This social change has been driven by a number of factors and has been reflected in the number of new property developments springing up in major cities around the UK. As space tends to be at a premium in urban areas, it has led to the construction of a greater number of apartments; potentially fuelling interest in block of flats insurance.
So why have so many people decided that an apartment in a town is a better place to live than a larger house in the country? Here are four factors that are likely to have spurred on the rush for the city…
Anyone who has ever lived in a rural area then moved to the city will attest to joys of convenience, such as having shops open until later and being able to choose between a variety of entertainment options at your leisure.
Also, by living in the city centre, people will often be able to walk or cycle to their destinations, rather than taking the car or public transport.
The cost of commuting is a constant thorn in the suburban worker’s side; whether it is the price of petrol or the cost of train tickets, the commuter tends to have something to complain about. By living centrally, the cost of commuting can often be absorbed into the price of renting, taking some of the sting out of higher property prices.
With other parts of the world enjoying much more economic growth than the UK, it is becoming increasingly common for foreign students and workers to spend some time in the country, either for education or pleasure. Either way, individuals coming from abroad will tend to stick to urban areas.
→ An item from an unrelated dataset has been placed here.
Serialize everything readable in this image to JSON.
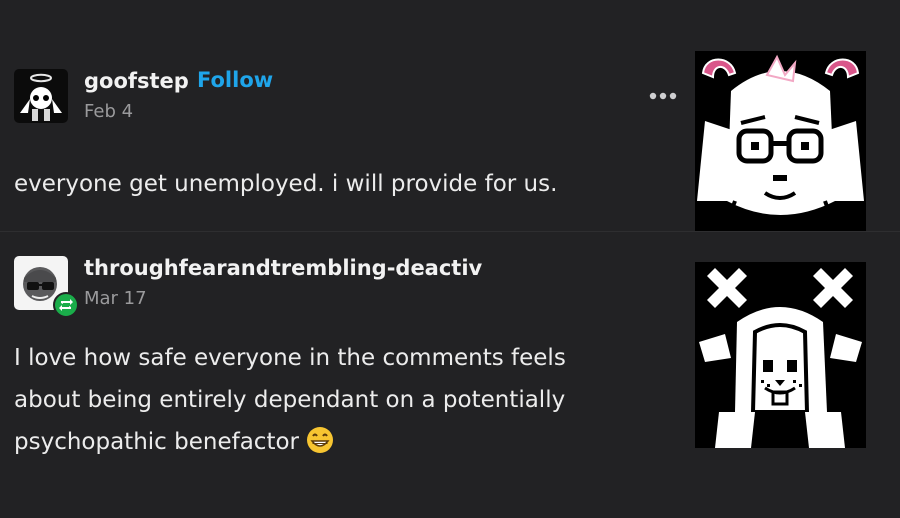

As the number of people living in city centre areas has risen, often so has the feeling of a community. This intangible part of the trend leads to some tangible improvements, as residents start to think about how they want to enhance their neighbourhood, which manifests itself in the shape of celebrations, community organisations and the power to make changes.